┌─ Records for this task

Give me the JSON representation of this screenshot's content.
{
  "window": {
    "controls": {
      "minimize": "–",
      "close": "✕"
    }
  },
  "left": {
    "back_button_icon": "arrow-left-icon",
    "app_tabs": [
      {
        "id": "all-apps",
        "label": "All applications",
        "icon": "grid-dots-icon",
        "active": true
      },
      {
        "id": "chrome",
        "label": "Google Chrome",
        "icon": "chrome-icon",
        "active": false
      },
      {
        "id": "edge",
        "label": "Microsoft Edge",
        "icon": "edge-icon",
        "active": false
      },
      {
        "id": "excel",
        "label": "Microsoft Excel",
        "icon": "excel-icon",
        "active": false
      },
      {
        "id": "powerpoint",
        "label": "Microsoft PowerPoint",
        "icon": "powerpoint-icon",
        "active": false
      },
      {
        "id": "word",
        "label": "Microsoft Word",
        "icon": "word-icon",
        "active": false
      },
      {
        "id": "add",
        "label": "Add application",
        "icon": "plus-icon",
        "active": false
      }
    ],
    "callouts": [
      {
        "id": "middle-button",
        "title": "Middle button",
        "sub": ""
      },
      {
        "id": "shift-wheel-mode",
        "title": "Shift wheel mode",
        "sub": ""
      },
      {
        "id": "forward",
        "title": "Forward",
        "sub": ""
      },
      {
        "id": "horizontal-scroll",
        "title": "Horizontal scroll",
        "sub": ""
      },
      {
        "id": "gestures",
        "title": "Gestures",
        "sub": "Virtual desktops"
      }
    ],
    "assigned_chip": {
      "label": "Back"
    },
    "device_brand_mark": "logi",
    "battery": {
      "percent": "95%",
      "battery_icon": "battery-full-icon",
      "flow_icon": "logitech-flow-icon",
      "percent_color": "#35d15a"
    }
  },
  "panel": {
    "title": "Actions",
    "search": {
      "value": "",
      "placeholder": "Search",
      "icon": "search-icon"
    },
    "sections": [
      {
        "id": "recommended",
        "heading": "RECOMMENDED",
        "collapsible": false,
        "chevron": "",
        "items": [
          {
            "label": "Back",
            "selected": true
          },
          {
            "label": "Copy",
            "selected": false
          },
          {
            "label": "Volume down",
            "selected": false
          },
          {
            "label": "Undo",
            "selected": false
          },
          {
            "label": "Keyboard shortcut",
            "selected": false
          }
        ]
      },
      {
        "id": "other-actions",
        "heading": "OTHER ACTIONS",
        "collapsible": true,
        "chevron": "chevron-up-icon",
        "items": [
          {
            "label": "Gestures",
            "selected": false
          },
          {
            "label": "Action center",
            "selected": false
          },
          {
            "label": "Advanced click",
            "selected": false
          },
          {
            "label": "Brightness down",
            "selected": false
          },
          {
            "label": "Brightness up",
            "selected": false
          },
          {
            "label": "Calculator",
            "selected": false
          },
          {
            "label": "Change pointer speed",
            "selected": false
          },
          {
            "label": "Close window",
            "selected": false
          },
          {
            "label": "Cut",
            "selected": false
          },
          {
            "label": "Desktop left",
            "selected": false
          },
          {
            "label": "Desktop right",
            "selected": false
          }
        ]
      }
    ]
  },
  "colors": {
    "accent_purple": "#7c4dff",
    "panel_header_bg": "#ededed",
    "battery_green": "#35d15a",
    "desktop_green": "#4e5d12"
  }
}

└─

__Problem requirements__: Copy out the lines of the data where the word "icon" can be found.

__Task answer__:
    "back_button_icon": "arrow-left-icon",
        "icon": "grid-dots-icon",
        "icon": "chrome-icon",
        "icon": "edge-icon",
        "icon": "excel-icon",
        "icon": "powerpoint-icon",
        "icon": "word-icon",
        "icon": "plus-icon",
      "battery_icon": "battery-full-icon",
      "flow_icon": "logitech-flow-icon",
      "icon": "search-icon"
        "chevron": "chevron-up-icon",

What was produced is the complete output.